The team that would win the World Cup against England on 2nd November, 1991 at Twickenham was:
15 Marty Roebuck, 14 Rob Egerton, 13 Jason Little, 12 Tim Horan, 11 David Campese, 10 Michael Lynagh, 9 Nick Farr-Jones [c], 8 Troy Coker, 7 Simon Poidevin, 6 Willie Ofahengaue, 5 John Eales, 4 Rod Mcall, 3 Ewen Mcenzie, 2 Phil Kearns, 1 Tony Daly.
We went through undefeated downing Argentina(32-19), Western Samoa (9-3) and then Wales (38-3) in pool play. What followed were two highly memorable finals. The first, a famous last minute win v Ireland (19-18), was followed by a brilliant performance v the All Blacks (16-6) including possibly the finest opening half of football a Wallaby team has played prior to or since. Eventually it all culminated in a somewhat underwhelming 12-6 defeat of the Poms in the final. It lacked any of the real drama of the previous two games, but the outcome was deserved for the most consistent team of the tournament.
2011 RWC Learnings:
So what can we take from this tournament? For me it all comes down to team selections. The first thing is that Coach Dwyer knew the team he wanted and made the hard calls to get it. Ditching the experienced guys like Marto, Fitzy and Bird Tynman must have been tough. Bringing in unheralded players like Roebuck and Ego was a massive gamble, but Dwyer knew the game he wanted and what these two could contribute to it.

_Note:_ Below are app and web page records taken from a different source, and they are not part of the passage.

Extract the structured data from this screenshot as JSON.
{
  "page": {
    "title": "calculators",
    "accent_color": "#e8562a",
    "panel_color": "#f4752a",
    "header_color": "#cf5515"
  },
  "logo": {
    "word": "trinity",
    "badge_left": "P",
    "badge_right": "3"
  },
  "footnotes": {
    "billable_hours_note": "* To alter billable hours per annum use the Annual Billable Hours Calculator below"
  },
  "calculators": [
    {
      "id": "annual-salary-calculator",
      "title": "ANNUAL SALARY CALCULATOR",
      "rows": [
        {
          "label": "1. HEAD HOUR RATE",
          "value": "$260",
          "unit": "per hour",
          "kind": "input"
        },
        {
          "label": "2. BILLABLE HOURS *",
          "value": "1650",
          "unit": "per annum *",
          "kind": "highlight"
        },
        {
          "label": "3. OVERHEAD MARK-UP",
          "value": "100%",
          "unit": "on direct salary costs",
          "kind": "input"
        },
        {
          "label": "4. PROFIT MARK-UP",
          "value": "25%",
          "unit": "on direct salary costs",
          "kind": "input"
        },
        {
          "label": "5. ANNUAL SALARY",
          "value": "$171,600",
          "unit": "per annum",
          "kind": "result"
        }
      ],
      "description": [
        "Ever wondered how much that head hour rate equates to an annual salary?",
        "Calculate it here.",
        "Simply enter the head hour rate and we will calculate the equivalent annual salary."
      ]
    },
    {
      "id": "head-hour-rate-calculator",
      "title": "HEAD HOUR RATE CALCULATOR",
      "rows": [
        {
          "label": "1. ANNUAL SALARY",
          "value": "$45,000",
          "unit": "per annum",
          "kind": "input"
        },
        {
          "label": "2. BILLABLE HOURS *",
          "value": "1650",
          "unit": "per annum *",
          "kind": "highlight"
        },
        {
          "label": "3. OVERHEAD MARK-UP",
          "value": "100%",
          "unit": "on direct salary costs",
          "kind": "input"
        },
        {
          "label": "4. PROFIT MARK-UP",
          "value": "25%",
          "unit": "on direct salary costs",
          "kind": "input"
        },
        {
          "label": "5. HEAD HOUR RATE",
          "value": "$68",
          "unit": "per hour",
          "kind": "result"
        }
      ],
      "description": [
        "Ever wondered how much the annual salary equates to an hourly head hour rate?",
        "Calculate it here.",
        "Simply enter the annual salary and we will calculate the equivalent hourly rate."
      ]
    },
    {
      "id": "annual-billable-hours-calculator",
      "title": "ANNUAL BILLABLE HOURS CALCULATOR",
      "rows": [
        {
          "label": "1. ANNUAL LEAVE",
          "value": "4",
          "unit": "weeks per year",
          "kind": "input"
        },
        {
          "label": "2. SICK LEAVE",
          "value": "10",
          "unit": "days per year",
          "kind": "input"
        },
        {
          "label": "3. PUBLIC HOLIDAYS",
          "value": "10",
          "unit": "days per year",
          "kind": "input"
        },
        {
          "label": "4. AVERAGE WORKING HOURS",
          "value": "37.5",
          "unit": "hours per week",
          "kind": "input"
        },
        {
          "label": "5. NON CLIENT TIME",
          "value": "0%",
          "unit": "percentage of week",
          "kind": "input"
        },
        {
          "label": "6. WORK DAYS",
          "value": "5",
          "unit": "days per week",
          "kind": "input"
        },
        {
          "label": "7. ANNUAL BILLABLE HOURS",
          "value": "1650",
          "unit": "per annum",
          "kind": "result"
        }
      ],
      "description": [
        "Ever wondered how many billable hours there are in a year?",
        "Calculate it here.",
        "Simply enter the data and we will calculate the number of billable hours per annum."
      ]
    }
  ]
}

The other thing that Bob used well was provincial combinations. He had two ready made combos in the now settled front row of Daly, Kearns and McKenzie of NSW and also in the centres with the QLD duo of Horan and Little. Around it he added a back three from NSW with Roebuck, Ego and Campo, a QLD lock combination in Eales and McCall and then a NSW back row through Poido, Willie O and Gav (eventually to be replaced by QLDer Troy Coker). What helped was that Rod McQueen had coached the Waratahs to an undefeated 1991 season whilst John Connolly had the QLDers playing winning footy as well.
Finally Dwyer knew he had a good thing and he stuck to it. If you take away the Western Samoa test, in which there were a number of changes, Dwyer only started 18 different players across the nine tests that year. Two of those were due to injuries to Tim Gavin and Nick Farr-Jones. The other was the aforementioned Miller-Poido rotation.
What Robbie Deans needs to work out is how he wants to play the game. Contrary to some beliefs, Australia DOES have the depth of players (when fully fit) to enable the coach to select players to his game plan, rather than the other way around. So do we want the flighty runners in the backs and the forwards to be the ball runners? Pick the team now and stick to it. Ditch the dead weight and do it. Or do we need a purely set piece pack with a hard running back line. Make the call Robbie and then pick the team. There’s still time.
As for combinations, well unfortunately for Robbie injury has limited his ability to do that. But he had his chance earlier. There was a very strong case for picking Anthony Faingaa outside Quade Cooper because of the successful combination they’d formed at the Reds. Likewise a lock combination of Kane Douglas and Dean Mumm would not look out of place in the Wallabies. The Force had one of the most effective back rows in the comp, so why not reward Brown, Hodgson and Pocock en masse?
But finally, and I think this is perhaps the most valid point, is stop building depth. Dwyer found his team and stuck with it for pretty much the entirety of the 1991 RWC. If they are our best team, back them to play out the tournament, allow them to keep their combinations going and let them play. We don’t need 30 world class players to win the World Cup. We need 15. Ok maybe 22. But it really doesn’t matter that Salesi Ma’afu has played a season of test match footy this year, if we know Al Baxter is available and a better option. Professional footy now is obviously a lot different to how it was played in the amateur days of the early 90s. But continuity of team selection is a valuable tool that is too often overlooked.